On Tuesday, as voters in New Hampshire were getting ready to make their choice for the Republican Presidential nominee, candidate Ron Paul set his sights on a familiar foe.
In a USA Today op-ed, Paul showed that the constant campaigning has not taken his mind off of one issue he has spoken about for years: the Federal Reserve’s manipulation of financial markets.
“Throughout its nearly 100-year history, the Federal Reserve has presided over the near-complete destruction of the United States dollar. Since 1913, the dollar has lost over 95% of its purchasing power, aided and abetted by the Fed’s loose monetary policy,” Paul writes.
Along with Paul’s piece the newspaper ran an editorial calling the candidate’s wishes to audit and end the Fed “19th century economic ideas.”
The editorial calls the Federal Reserve vital to the U.S. economy:

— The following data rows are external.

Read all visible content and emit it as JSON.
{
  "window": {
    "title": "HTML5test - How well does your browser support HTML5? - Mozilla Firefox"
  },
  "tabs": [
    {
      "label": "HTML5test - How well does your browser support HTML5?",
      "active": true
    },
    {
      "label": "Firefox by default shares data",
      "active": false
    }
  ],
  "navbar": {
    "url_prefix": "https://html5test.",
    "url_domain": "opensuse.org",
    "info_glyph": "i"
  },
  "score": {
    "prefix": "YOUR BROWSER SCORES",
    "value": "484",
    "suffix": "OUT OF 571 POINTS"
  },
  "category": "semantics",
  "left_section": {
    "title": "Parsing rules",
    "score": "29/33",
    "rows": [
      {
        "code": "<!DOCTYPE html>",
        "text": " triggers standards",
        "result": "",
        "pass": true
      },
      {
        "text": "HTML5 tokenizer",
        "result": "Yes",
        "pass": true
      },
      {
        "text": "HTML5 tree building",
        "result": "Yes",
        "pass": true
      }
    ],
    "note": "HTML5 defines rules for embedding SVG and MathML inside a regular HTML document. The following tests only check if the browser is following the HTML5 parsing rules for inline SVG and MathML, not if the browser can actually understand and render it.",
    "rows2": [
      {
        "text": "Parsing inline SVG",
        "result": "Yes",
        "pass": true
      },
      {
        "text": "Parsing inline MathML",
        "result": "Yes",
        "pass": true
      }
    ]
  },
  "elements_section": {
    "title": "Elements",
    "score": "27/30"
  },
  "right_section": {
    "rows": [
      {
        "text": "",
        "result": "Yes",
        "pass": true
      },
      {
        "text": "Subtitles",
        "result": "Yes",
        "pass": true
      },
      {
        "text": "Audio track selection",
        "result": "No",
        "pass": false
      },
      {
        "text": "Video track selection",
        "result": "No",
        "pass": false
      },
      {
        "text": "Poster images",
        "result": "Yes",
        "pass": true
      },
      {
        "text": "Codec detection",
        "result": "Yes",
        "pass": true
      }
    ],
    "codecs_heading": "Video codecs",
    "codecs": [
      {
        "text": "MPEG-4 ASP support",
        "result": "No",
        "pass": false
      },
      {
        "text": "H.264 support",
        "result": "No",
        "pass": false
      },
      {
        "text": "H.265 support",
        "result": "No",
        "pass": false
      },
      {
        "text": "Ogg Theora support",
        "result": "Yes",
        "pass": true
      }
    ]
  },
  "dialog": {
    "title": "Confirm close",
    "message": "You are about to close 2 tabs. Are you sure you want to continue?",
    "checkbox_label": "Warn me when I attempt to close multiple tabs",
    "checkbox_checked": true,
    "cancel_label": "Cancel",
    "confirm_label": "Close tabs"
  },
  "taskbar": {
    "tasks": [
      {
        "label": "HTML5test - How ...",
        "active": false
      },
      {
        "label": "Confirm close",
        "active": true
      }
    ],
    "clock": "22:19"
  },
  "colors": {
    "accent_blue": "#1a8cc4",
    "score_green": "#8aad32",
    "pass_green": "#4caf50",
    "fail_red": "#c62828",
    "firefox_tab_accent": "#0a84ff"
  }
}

“The value of a politically independent central bank has been proven repeatedly since then. When Lehman Bros. failed in September 2008, it was Fed Chairman Ben Bernanke who played a key role in preventing the other investment banks from collapsing like a row of dominoes. By late 2008 and early 2009, banks had become so averse to lending that even blue-chip industrial companies such as General Electric, Caterpillar, Verizon and Harley Davidson relied on the Fed to finance their day-to-day operations.”
But Paul, in his writing, disagrees: “To say that auditing or ending the Federal Reserve reflects ‘19th century thinking’ is to propose that economic responsibility and transparency in government are ideas whose time has passed.”